Believe it or not, the worst thing about Ty Law leaving the Patriots after the 2004 season was not how bad the classy cornerback looked in an ugly Jets uniform.
Law’s departure, while certainly a gut punch at the time, was also the end of an era in New England.
The Patriots, who had won three Super Bowls in four years behind Bill Belichick and Tom Brady in a way that made some wonder whether this group would ever lose (Brady was undefeated in the playoffs until the following year), were on the eve of a long drought of postseason success when Law left the team the way many other veterans under Belichick’s reign have. The Patriots would win playoff games here and there, and they would even return to the Super Bowl twice, but New England never regained the championship form of those early years — and it wasn’t a coincidence that that happened after Law left.

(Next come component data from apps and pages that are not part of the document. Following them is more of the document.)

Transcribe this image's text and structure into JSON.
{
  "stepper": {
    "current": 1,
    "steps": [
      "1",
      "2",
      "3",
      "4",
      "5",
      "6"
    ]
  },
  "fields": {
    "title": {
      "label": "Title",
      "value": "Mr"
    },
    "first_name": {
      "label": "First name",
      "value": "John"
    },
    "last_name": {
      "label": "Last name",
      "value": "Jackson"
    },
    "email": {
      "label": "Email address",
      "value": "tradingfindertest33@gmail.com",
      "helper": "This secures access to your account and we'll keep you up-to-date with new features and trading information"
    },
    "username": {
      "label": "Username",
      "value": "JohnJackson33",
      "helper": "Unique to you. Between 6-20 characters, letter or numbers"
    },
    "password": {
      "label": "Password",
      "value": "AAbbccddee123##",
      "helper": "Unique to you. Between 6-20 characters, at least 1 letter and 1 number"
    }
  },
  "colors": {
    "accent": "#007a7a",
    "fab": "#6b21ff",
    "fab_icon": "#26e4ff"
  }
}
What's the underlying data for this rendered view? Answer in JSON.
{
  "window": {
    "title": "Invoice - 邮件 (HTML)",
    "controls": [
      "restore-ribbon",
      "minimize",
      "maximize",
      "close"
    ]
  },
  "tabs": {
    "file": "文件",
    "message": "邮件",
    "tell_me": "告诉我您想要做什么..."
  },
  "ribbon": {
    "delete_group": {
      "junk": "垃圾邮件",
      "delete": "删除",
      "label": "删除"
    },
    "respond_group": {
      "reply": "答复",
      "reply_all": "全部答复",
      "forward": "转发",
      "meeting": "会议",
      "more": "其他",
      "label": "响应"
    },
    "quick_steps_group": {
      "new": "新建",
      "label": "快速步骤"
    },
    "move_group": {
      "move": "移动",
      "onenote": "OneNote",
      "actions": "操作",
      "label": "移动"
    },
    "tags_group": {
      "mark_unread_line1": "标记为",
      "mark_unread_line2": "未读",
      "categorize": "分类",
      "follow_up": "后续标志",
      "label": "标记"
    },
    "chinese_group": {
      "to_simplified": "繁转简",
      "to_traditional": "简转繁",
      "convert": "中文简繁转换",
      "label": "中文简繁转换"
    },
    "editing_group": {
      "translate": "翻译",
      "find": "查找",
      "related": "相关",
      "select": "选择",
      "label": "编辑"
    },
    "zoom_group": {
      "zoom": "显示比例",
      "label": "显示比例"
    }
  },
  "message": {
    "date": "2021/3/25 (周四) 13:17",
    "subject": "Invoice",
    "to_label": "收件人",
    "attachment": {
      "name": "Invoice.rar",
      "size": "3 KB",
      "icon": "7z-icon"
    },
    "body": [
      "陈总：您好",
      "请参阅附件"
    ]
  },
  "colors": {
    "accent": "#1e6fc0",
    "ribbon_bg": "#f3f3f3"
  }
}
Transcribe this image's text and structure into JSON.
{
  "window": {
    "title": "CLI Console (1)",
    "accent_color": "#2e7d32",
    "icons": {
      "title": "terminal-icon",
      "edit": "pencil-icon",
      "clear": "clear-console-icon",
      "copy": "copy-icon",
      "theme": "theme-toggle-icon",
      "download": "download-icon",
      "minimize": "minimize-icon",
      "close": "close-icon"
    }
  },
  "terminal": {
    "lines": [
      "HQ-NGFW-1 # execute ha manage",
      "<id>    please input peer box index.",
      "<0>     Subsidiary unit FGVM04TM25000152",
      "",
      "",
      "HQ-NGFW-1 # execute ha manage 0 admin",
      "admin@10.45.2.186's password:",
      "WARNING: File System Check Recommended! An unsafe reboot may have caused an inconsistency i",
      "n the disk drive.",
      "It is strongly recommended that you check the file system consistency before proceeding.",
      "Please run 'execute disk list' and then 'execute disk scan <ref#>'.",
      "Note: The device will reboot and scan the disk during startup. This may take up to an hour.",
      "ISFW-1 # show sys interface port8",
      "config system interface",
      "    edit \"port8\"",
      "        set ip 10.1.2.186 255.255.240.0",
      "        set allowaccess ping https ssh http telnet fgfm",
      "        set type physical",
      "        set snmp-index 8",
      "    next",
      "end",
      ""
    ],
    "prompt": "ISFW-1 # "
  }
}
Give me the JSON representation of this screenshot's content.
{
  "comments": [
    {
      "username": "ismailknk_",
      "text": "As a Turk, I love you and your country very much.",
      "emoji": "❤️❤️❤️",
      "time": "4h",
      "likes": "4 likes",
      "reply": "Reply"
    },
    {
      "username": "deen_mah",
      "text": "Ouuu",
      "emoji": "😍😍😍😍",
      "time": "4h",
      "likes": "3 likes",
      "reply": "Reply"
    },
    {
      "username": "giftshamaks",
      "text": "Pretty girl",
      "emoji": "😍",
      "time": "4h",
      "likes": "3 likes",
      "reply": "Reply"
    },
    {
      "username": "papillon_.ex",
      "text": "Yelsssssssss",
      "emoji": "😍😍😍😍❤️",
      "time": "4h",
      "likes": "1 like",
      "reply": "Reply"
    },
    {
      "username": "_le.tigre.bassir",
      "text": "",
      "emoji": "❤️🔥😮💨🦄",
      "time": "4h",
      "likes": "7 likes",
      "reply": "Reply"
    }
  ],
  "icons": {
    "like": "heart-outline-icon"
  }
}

The Patriots built their early success on the back of an excellent defense, and the ball-hawking secondary led by Law was a huge part of it. When Belichick let Law go, it was the beginning of an erosion that would bottom out when the Patriots couldn’t stop the Giants in the 2012 Super Bowl. New England had let other key players go before, but after Law, the trickle of high talent leaving the defensive side of the ball turned into a flood. Richard Seymour was sent away before Belichick would refuse to pay him more, and everyone from Willie McGinest to Mike Vrabel to Tedy Bruschi (retired, not traded) aged out of the system without a top-tier replacement.
When Law left after 2004, the Patriots knew they would miss the cornerback — but few knew that missing him would last more than a season or two, or that his departure would become a harbinger for a defense that would only deteriorate further.
Belichick and Co. have put serious effort into rebuilding the defense since. There were a few free-agent busts and draft hiccups, but starting with picking Jerod Mayo in 2008, New England has slowly been adding the pieces, player by player, to get the unit back to its former glory.
That progression appears to be mostly complete this season. A defense that just a couple of seasons ago was known to give up 30-plus points a game while hoping Brady could outgun an opponent has looked impressive. The Patriots haven’t played uber-talented offenses so far, but the players on the defensive side clearly have it. From the semblance of a pass rush to a stout linebacking corps to a secondary that has snapped into place, New England could have one of the best defenses in the league if each member plays up to potential.
That’s the key — the players. Belichick and his coaches have shown they can coach all kinds of players and use a variety of skills to their advantage. But sustained success over a season and into the playoffs requires a certain level of talent, and the Patriots finally have that in bulk on defense.
New England has struggled defensively when it mattered in recent years because it didn’t have the right pieces to make its defense work. Now that it has those pieces, only improvement can be expected — but the Patriots must hold on to those pieces.
That’s where the discussion circles back to Law, and the only cornerback who’s been able to hold a candle to what Law did in his Patriots days (except maybe Asante Samuel) — Aqib Talib.
Talib, always a talent, has become locked in with the Patriots, especially this year. Talib has had a troubled past and, as recently as last year, with New England, was drawing concern as being a possible locker room hindrance. He’s done nothing but shine this year, though.
He’s holding opponents to miniscule yards, clearing the way for his teammates to gang up on other players and making huge plays in big moments (sealing the Patriots’ wins over both the Jets and the Buccaneers). That’s the kind of work that makes a defense hum, but Talib has also provided the flash, pulling in four interceptions (tied for the league lead).
Talib has shown himself to be not only a talented player but also one who fits the Patriots well, doing his part of the job but also freeing up his teammates to do theirs. With that in mind, it’s no longer a question of whether the Patriots need to keep Talib around, but when — as in, when they can sign him to an extension of the one-year deal he got heading into this year.
Character concerns continue with Talib, and they always will. The Patriots can’t know, now more than ever, if giving a player more years and more money will cause problems once he signs.
But New England can know that, for the first time in nearly a decade, it has a defensive unit that can contend. It’s built on many talented pieces, but the biggest piece so far has been Talib, who brings memories of what the Patriots could do when they not only rushed the passer and patrolled the middle but also intercepted and batted down balls deep.
If the Patriots want to continue their progression out of the defensive doldrums, they need to make a commitment to the players who have helped them finally get back to form. Many players fit that description, but none have a contract so short, or a track record so bright so far, as Talib. New England may have had reason to try to work around a hole at cornerback before, but it doesn’t now — not after seeing how neglecting that spot can cause larger, long-lasting problems.
Plus, the Patriots’ red, white and blue just seems to suit good cornerbacks the way no other team colors can.